WORK REQUIRED -
Read through the entries below and return each line with the word "title".

DATA TO EXAMINE -
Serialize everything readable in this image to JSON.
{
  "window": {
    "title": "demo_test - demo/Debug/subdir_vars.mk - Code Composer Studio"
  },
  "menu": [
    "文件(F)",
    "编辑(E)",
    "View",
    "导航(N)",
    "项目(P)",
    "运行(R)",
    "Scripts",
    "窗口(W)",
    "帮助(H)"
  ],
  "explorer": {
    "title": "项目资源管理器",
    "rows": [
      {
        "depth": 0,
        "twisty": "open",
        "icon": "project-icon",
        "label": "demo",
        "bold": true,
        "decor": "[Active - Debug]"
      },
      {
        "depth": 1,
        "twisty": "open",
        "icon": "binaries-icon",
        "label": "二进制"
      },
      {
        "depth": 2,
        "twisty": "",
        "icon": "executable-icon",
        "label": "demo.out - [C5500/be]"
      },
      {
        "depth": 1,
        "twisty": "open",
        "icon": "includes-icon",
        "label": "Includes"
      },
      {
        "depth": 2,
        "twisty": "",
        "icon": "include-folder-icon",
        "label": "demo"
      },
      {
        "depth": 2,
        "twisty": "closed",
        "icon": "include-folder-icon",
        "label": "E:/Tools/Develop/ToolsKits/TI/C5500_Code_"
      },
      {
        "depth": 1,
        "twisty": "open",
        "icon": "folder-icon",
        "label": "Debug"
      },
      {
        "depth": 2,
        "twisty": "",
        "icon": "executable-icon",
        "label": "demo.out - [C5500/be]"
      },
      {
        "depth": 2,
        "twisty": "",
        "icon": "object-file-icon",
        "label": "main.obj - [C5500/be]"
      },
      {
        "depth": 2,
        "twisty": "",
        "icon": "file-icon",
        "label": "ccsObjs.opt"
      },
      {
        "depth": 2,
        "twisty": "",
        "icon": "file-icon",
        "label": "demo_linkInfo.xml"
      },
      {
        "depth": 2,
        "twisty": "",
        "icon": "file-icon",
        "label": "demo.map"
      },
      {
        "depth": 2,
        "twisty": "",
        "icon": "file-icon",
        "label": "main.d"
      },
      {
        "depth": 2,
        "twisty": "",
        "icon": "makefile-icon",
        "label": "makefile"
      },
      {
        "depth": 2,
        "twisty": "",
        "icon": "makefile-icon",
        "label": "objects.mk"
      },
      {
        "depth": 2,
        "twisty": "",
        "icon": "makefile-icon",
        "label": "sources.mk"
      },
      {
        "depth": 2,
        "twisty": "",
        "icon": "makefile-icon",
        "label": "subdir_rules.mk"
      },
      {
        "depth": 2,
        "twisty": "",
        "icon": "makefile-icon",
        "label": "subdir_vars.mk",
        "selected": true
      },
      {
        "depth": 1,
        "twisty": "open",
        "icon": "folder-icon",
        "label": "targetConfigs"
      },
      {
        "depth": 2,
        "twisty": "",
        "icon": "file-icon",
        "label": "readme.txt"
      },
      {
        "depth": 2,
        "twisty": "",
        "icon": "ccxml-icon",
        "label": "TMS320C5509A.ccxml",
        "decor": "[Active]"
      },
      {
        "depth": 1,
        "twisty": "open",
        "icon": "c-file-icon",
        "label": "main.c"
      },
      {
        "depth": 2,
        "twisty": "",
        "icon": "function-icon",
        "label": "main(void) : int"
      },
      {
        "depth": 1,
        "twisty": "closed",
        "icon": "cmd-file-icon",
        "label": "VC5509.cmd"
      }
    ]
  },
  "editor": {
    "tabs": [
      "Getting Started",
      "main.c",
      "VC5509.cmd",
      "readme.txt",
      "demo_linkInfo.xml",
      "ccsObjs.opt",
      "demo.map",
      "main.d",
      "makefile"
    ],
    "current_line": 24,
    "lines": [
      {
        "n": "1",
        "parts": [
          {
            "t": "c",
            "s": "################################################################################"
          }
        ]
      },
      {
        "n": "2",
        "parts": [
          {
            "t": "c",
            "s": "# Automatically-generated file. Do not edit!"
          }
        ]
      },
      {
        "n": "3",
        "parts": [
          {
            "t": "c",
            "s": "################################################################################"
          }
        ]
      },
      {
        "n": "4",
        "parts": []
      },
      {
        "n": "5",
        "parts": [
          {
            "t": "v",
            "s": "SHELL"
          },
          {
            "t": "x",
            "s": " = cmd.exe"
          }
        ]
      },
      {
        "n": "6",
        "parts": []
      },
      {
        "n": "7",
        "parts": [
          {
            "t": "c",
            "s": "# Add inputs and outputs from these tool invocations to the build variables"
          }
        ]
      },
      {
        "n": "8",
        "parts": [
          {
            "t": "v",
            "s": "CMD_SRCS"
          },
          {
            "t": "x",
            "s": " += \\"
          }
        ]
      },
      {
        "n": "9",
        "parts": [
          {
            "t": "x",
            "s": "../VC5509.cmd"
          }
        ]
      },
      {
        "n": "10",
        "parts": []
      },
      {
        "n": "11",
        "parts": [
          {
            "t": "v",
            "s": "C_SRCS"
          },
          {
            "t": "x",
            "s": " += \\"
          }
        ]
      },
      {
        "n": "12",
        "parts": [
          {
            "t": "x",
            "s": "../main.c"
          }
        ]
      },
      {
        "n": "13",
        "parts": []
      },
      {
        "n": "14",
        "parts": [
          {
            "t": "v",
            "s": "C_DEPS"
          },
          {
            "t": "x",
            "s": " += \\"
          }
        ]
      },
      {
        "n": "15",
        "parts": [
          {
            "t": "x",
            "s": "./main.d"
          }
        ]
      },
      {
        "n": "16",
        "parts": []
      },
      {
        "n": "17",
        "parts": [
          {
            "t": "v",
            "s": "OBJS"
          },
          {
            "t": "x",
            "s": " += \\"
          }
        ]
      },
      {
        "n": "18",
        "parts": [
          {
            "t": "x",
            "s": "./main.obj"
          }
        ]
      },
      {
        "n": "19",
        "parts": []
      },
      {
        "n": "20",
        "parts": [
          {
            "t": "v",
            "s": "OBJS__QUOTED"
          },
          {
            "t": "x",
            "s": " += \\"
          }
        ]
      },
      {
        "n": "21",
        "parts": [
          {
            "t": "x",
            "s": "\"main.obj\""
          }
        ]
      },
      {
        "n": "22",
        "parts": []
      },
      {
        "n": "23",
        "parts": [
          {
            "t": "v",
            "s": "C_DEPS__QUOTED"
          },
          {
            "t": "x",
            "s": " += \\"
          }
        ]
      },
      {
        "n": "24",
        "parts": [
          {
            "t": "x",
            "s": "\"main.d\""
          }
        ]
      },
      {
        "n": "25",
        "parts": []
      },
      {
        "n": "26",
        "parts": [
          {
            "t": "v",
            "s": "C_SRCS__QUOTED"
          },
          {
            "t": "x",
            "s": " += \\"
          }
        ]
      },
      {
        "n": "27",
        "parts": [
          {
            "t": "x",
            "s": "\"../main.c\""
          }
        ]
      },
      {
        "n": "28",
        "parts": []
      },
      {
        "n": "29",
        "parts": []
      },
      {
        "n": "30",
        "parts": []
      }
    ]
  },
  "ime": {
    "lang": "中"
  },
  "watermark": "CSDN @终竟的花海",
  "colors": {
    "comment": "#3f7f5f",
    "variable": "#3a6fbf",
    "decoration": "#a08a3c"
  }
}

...

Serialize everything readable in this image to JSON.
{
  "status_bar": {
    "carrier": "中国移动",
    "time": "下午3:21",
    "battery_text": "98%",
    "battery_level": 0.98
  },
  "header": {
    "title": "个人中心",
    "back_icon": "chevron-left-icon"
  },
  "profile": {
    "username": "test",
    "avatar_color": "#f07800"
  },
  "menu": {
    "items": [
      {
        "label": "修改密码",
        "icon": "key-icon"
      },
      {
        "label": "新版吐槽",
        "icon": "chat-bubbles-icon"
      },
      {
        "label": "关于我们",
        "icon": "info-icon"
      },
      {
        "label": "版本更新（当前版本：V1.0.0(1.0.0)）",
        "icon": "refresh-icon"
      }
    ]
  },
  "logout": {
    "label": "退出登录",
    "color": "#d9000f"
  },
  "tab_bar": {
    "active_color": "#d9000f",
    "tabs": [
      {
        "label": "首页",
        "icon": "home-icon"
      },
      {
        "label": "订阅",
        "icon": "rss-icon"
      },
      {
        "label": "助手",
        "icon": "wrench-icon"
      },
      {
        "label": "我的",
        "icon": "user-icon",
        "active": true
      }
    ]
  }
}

RESULT BELOW -
    "title": "demo_test - demo/Debug/subdir_vars.mk - Code Composer Studio"
    "title": "项目资源管理器",
    "title": "个人中心",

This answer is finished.